Task directions: Output the data in full. Keep every word exact and exclude the pictures.

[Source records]
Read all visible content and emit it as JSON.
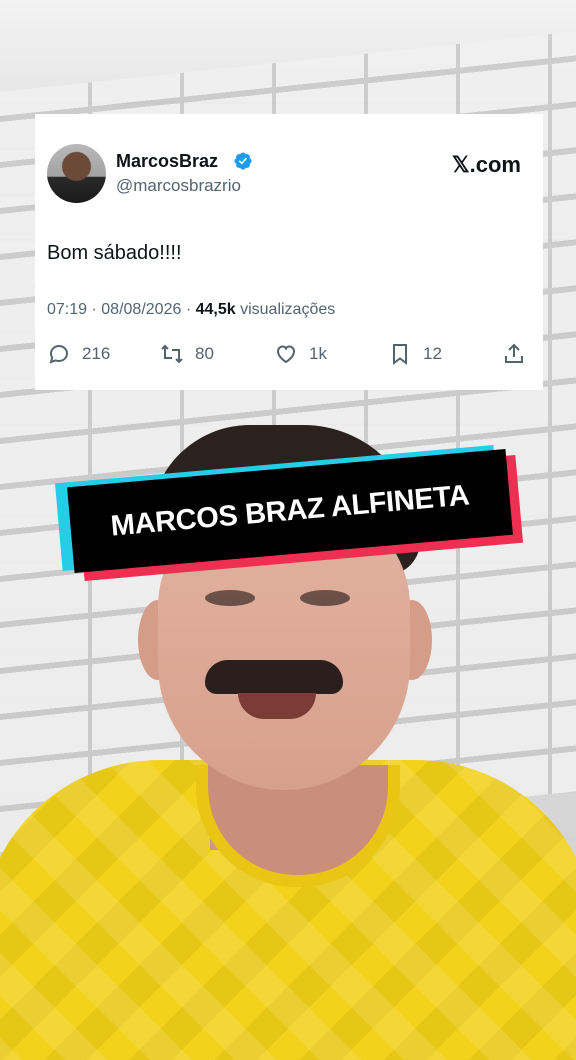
{
  "tweet": {
    "display_name": "MarcosBraz",
    "handle": "@marcosbrazrio",
    "source": "𝕏.com",
    "text": "Bom sábado!!!!",
    "time": "07:19",
    "date": "08/08/2026",
    "views_count": "44,5k",
    "views_label": "visualizações",
    "replies": "216",
    "retweets": "80",
    "likes": "1k",
    "bookmarks": "12",
    "verified_color": "#1d9bf0"
  },
  "banner": {
    "text": "MARCOS BRAZ ALFINETA",
    "colors": {
      "cyan": "#25cde6",
      "pink": "#ee2f52",
      "black": "#000000"
    }
  }
}
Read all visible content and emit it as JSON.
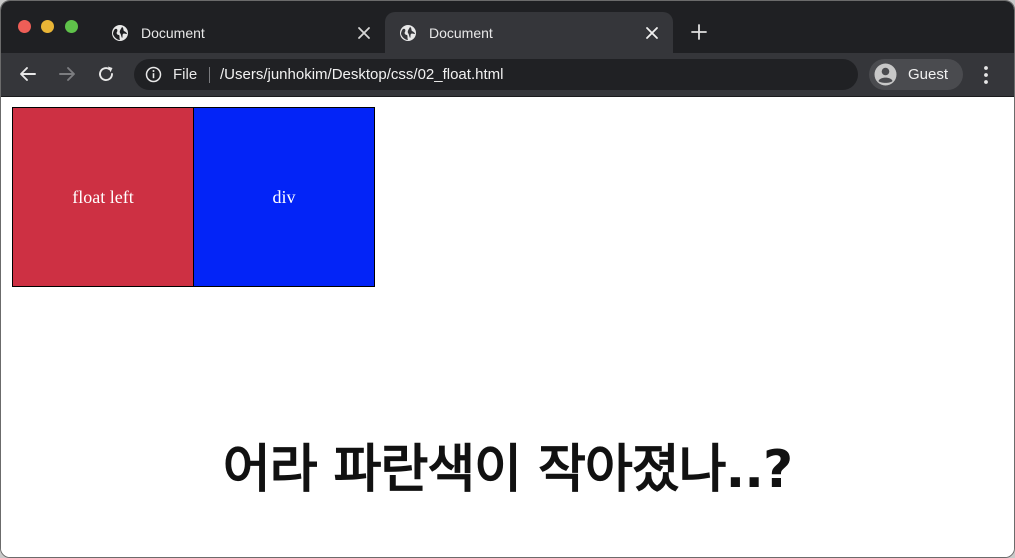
{
  "tabs": [
    {
      "title": "Document",
      "active": false
    },
    {
      "title": "Document",
      "active": true
    }
  ],
  "toolbar": {
    "scheme_label": "File",
    "url": "/Users/junhokim/Desktop/css/02_float.html",
    "profile_name": "Guest"
  },
  "page": {
    "float_box_text": "float left",
    "div_box_text": "div",
    "caption": "어라 파란색이 작아졌나..?"
  },
  "colors": {
    "float_box": "#cd3043",
    "div_box": "#0324f7",
    "tab_strip": "#1f2023",
    "toolbar": "#35363a"
  },
  "icons": [
    "globe-icon",
    "close-icon",
    "plus-icon",
    "back-arrow-icon",
    "forward-arrow-icon",
    "reload-icon",
    "info-icon",
    "profile-avatar-icon",
    "kebab-menu-icon"
  ]
}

Expected answer:
Read all visible content and emit it as JSON.
{
  "tweet": {
    "display_name": "MarcosBraz",
    "handle": "@marcosbrazrio",
    "source": "𝕏.com",
    "text": "Bom sábado!!!!",
    "time": "07:19",
    "date": "08/08/2026",
    "views_count": "44,5k",
    "views_label": "visualizações",
    "replies": "216",
    "retweets": "80",
    "likes": "1k",
    "bookmarks": "12",
    "verified_color": "#1d9bf0"
  },
  "banner": {
    "text": "MARCOS BRAZ ALFINETA",
    "colors": {
      "cyan": "#25cde6",
      "pink": "#ee2f52",
      "black": "#000000"
    }
  }
}
Read all visible content and emit it as JSON.
{
  "tabs": [
    {
      "title": "Document",
      "active": false
    },
    {
      "title": "Document",
      "active": true
    }
  ],
  "toolbar": {
    "scheme_label": "File",
    "url": "/Users/junhokim/Desktop/css/02_float.html",
    "profile_name": "Guest"
  },
  "page": {
    "float_box_text": "float left",
    "div_box_text": "div",
    "caption": "어라 파란색이 작아졌나..?"
  },
  "colors": {
    "float_box": "#cd3043",
    "div_box": "#0324f7",
    "tab_strip": "#1f2023",
    "toolbar": "#35363a"
  },
  "icons": [
    "globe-icon",
    "close-icon",
    "plus-icon",
    "back-arrow-icon",
    "forward-arrow-icon",
    "reload-icon",
    "info-icon",
    "profile-avatar-icon",
    "kebab-menu-icon"
  ]
}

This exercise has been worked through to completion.